I Sold My Soul on eBay: Viewing Faith through an Atheist's Eyes
Unique insights from an atheist’s Sunday-morning odysseyWhen Hemant Mehta was a teenager he stopped believing in God, but he never lost his interest in religion. Mehta is “the eBay atheist,” the nonbeliever who auctioned off the opportunity for the winning bidder to send him to church. The... show more
Unique insights from an atheist’s Sunday-morning odysseyWhen Hemant Mehta was a teenager he stopped believing in God, but he never lost his interest in religion. Mehta is “the eBay atheist,” the nonbeliever who auctioned off the opportunity for the winning bidder to send him to church. The auction winner was Jim Henderson, a former pastor and author of Evangelism Without Additives. Since then, Mehta has visited a variety of church services–posting his insightful critiques on the Internet and spawning a positive, ongoing dialogue between atheists and believers.I Sold My Soul on eBay tells how and why Mehta became an atheist and features his latest church critiques, including descriptions of his visits to some of the best-known churches in the country. His observations will surprise and challenge you, revealing how the church comes across to those outside the faith. Who better than a nonbeliever to offer an eye-opening assessment of how the gospel is being presented–and the elements that enhance or detract from the presentation. Mehta announced prior to his churchgoing odyssey that he would watch for any signs of God’s existence. After spending Sunday mornings in some of the nation’s leading churches, what happened to the man who sold his soul on eBay? Did attending church change his lack of belief? The answers can be found inside.
Publish date: April 17th 2007
Publisher: WaterBrook Press
Pages no: 224
Edition language: English
Interesting concept in which an atheist sells his time to the highest bidder, and at said bidder's request, attends several different churches & critiques the services.
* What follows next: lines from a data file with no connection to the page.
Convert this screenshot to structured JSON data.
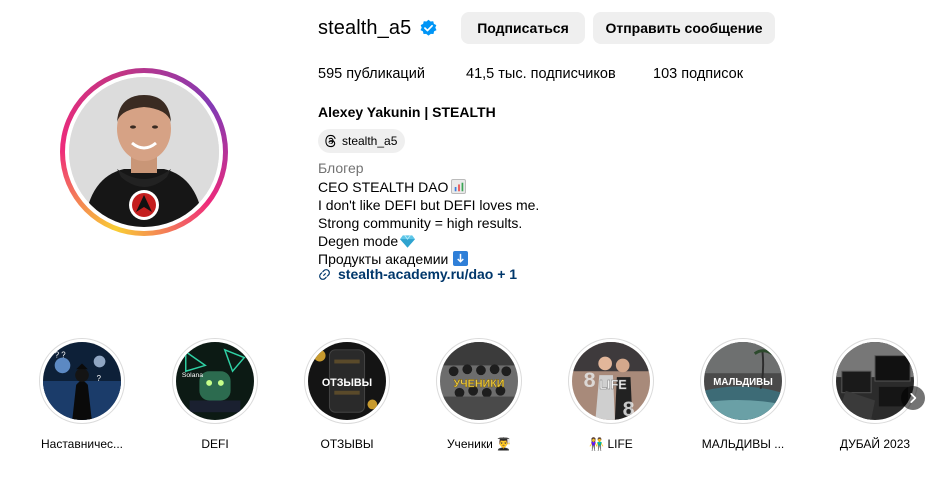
{
  "profile": {
    "username": "stealth_a5",
    "verified": true,
    "follow_label": "Подписаться",
    "message_label": "Отправить сообщение",
    "stats": {
      "posts": "595 публикаций",
      "followers": "41,5 тыс. подписчиков",
      "following": "103 подписок"
    },
    "full_name": "Alexey Yakunin | STEALTH",
    "threads_handle": "stealth_a5",
    "category": "Блогер",
    "bio": {
      "line1": "CEO STEALTH DAO",
      "line2": "I don't like DEFI but DEFI loves me.",
      "line3": "Strong community = high results.",
      "line4": "Degen mode",
      "line5": "Продукты академии"
    },
    "link": "stealth-academy.ru/dao + 1"
  },
  "highlights": [
    {
      "label": "Наставничес...",
      "icon": "mentoring-cover"
    },
    {
      "label": "DEFI",
      "icon": "defi-cover"
    },
    {
      "label": "ОТЗЫВЫ",
      "cover_text": "ОТЗЫВЫ"
    },
    {
      "label": "Ученики 👨‍🎓",
      "cover_text": "УЧЕНИКИ"
    },
    {
      "label": "👫 LIFE",
      "cover_text": "LIFE"
    },
    {
      "label": "МАЛЬДИВЫ ...",
      "cover_text": "МАЛЬДИВЫ"
    },
    {
      "label": "ДУБАЙ 2023",
      "icon": "dubai-cover"
    }
  ],
  "colors": {
    "verified": "#0095f6",
    "link": "#00376b",
    "button_bg": "#efefef",
    "muted": "#737373"
  }
}
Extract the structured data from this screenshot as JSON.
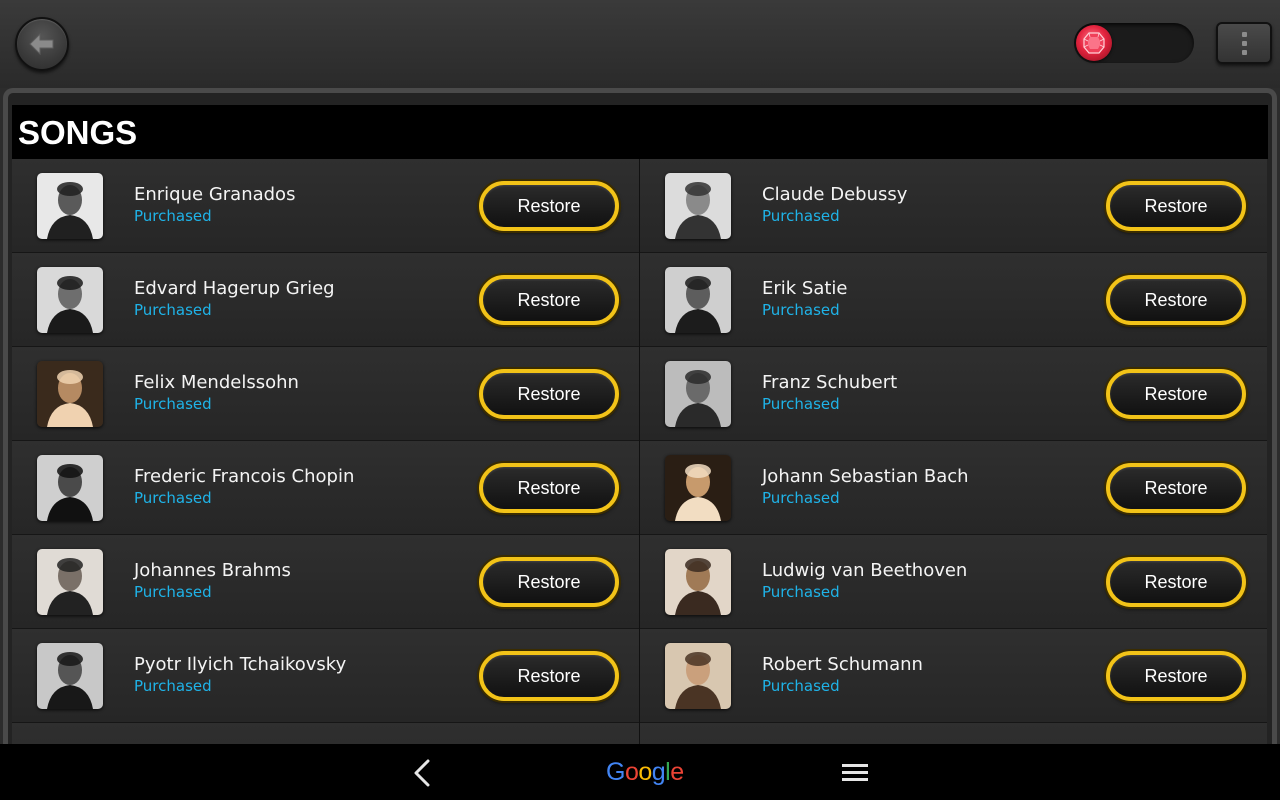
{
  "header": {
    "back_icon": "back-arrow-icon",
    "gem_icon": "ruby-gem-icon",
    "menu_icon": "vertical-dots-icon"
  },
  "panel": {
    "title": "SONGS"
  },
  "songs": {
    "left": [
      {
        "name": "Enrique Granados",
        "status": "Purchased",
        "action": "Restore"
      },
      {
        "name": "Edvard Hagerup Grieg",
        "status": "Purchased",
        "action": "Restore"
      },
      {
        "name": "Felix Mendelssohn",
        "status": "Purchased",
        "action": "Restore"
      },
      {
        "name": "Frederic Francois Chopin",
        "status": "Purchased",
        "action": "Restore"
      },
      {
        "name": "Johannes Brahms",
        "status": "Purchased",
        "action": "Restore"
      },
      {
        "name": "Pyotr Ilyich Tchaikovsky",
        "status": "Purchased",
        "action": "Restore"
      }
    ],
    "right": [
      {
        "name": "Claude Debussy",
        "status": "Purchased",
        "action": "Restore"
      },
      {
        "name": "Erik Satie",
        "status": "Purchased",
        "action": "Restore"
      },
      {
        "name": "Franz Schubert",
        "status": "Purchased",
        "action": "Restore"
      },
      {
        "name": "Johann Sebastian Bach",
        "status": "Purchased",
        "action": "Restore"
      },
      {
        "name": "Ludwig van Beethoven",
        "status": "Purchased",
        "action": "Restore"
      },
      {
        "name": "Robert Schumann",
        "status": "Purchased",
        "action": "Restore"
      }
    ]
  },
  "navbar": {
    "back_icon": "nav-back-chevron-icon",
    "logo": "Google",
    "menu_icon": "hamburger-menu-icon"
  },
  "colors": {
    "accent_yellow": "#f2c318",
    "status_blue": "#1fb3e8",
    "gem_red": "#e4243f"
  }
}
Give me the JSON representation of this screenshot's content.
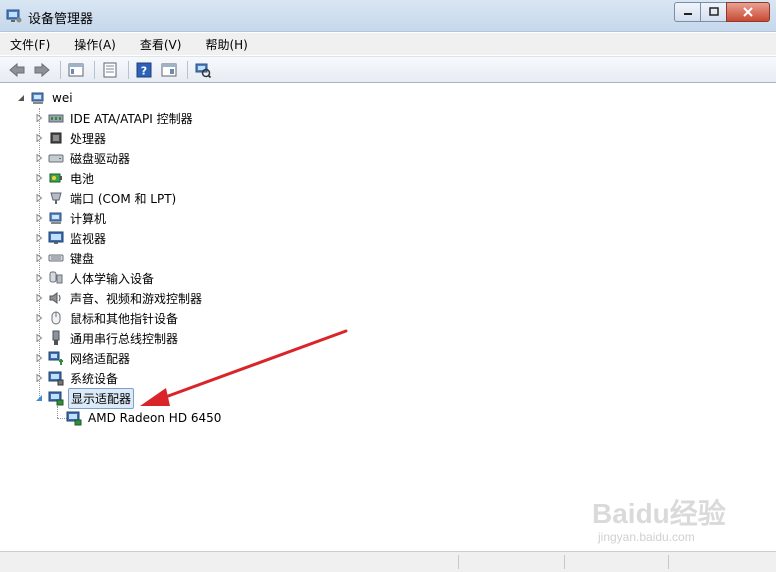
{
  "window": {
    "title": "设备管理器"
  },
  "menu": {
    "items": [
      {
        "label": "文件(F)"
      },
      {
        "label": "操作(A)"
      },
      {
        "label": "查看(V)"
      },
      {
        "label": "帮助(H)"
      }
    ]
  },
  "tree": {
    "root": {
      "label": "wei",
      "icon": "computer-icon"
    },
    "items": [
      {
        "label": "IDE ATA/ATAPI 控制器",
        "icon": "ide-controller-icon"
      },
      {
        "label": "处理器",
        "icon": "processor-icon"
      },
      {
        "label": "磁盘驱动器",
        "icon": "disk-drive-icon"
      },
      {
        "label": "电池",
        "icon": "battery-icon"
      },
      {
        "label": "端口 (COM 和 LPT)",
        "icon": "port-icon"
      },
      {
        "label": "计算机",
        "icon": "computer-icon"
      },
      {
        "label": "监视器",
        "icon": "monitor-icon"
      },
      {
        "label": "键盘",
        "icon": "keyboard-icon"
      },
      {
        "label": "人体学输入设备",
        "icon": "hid-icon"
      },
      {
        "label": "声音、视频和游戏控制器",
        "icon": "sound-icon"
      },
      {
        "label": "鼠标和其他指针设备",
        "icon": "mouse-icon"
      },
      {
        "label": "通用串行总线控制器",
        "icon": "usb-icon"
      },
      {
        "label": "网络适配器",
        "icon": "network-adapter-icon"
      },
      {
        "label": "系统设备",
        "icon": "system-device-icon"
      },
      {
        "label": "显示适配器",
        "icon": "display-adapter-icon",
        "expanded": true,
        "selected": true
      }
    ],
    "child": {
      "label": "AMD Radeon HD 6450",
      "icon": "display-adapter-icon"
    }
  },
  "watermark": {
    "text": "Baidu经验",
    "sub": "jingyan.baidu.com"
  },
  "colors": {
    "annotation_arrow": "#d9252a",
    "selection_bg": "#dce9f7",
    "selection_border": "#7da2ce"
  }
}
Mehta, I think, is sincere but he cuts the charlatans and fools in these churches too much slack.